Changes in receptor expression, number, subunit composition, post-translational modifications, and accessory proteins can all regulate the neuroreceptor functions and localizations, and thus support cellular forms of learning. Our laboratory is pursuing molecular mechanisms of neuroreceptors and co-factors expressed in the brain. We are specifically interested in understanding the physiological roles of neuroreceptors and their protein networks.
Current areas of interest within the lab include the following:
(1) dissecting the protein-protein/lipid interactions that are required for synaptic signal transduction in the brain.
(2) elucidating the structure and function of neuroreceptor signaling complexes.
(3) developing new therapeutic drugs and antibodies targeting neuroreceptor complexes.
We use a wide variety of techniques, including single-particle cryo-electron microscopy, X-ray crystallography, biochemical and biophysical techniques, and electrophysiology, to characterize the signaling complexes.

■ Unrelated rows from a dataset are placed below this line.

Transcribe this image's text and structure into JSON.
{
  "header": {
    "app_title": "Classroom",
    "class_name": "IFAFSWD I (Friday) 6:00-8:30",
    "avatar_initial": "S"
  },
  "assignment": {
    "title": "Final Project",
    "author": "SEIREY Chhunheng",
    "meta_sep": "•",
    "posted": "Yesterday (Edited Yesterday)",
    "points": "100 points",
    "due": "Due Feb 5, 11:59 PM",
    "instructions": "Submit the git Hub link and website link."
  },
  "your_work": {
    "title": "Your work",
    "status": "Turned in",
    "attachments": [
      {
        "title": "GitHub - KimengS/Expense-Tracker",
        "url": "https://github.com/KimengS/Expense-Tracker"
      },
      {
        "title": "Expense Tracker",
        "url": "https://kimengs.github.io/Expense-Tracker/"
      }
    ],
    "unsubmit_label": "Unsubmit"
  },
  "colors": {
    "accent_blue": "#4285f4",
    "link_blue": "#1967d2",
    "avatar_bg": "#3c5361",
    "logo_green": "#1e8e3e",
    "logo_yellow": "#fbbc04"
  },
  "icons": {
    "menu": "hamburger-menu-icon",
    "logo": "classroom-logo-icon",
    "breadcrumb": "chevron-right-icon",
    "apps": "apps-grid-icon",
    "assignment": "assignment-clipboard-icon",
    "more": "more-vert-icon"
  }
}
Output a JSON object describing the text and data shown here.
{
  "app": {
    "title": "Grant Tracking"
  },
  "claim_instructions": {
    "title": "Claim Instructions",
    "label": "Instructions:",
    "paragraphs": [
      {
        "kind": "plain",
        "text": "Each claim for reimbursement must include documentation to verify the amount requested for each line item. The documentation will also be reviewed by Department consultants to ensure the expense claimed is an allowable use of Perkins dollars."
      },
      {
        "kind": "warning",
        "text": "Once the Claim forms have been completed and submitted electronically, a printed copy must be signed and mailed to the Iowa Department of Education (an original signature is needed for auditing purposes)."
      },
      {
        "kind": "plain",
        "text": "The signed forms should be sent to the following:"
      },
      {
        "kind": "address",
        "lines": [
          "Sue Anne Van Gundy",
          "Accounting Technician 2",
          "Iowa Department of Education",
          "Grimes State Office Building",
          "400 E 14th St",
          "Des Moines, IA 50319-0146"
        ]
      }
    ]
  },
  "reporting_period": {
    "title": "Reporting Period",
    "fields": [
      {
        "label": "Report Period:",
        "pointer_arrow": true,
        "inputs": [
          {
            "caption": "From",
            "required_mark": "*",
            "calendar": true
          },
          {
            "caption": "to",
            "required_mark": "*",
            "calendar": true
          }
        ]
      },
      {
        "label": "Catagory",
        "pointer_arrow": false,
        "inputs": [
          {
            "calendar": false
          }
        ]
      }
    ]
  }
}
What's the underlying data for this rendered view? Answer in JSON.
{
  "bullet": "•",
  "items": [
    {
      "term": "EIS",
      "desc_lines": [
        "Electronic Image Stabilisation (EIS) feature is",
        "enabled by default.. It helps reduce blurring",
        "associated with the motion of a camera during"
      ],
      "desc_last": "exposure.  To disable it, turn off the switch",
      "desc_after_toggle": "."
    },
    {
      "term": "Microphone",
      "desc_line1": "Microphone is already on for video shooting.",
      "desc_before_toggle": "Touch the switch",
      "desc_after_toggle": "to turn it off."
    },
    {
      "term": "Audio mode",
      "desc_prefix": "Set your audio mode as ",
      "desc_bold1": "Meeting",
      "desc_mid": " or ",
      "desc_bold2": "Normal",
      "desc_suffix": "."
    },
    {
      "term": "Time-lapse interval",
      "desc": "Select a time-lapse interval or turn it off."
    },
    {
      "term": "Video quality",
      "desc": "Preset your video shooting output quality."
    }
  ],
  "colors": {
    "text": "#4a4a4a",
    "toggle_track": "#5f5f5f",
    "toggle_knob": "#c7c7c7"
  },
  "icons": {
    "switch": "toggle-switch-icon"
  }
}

Postdoc and student positions available
The Tajima lab is currently seeing a postdoctoral fellow. Specialty in electrophysiology, cryo-EM, cellular biology, neuroscience, or biochemistry/biophysics is desirable. This position offers a significant opportunity for learning molecular and cellular biology and career growth in academia. To apply, please send a cover letter describing your research interests, a CV, and contact information for three references to Nami Tajima at email@example.com. If you are a student and are interested in lab rotation, please send an email to Nami.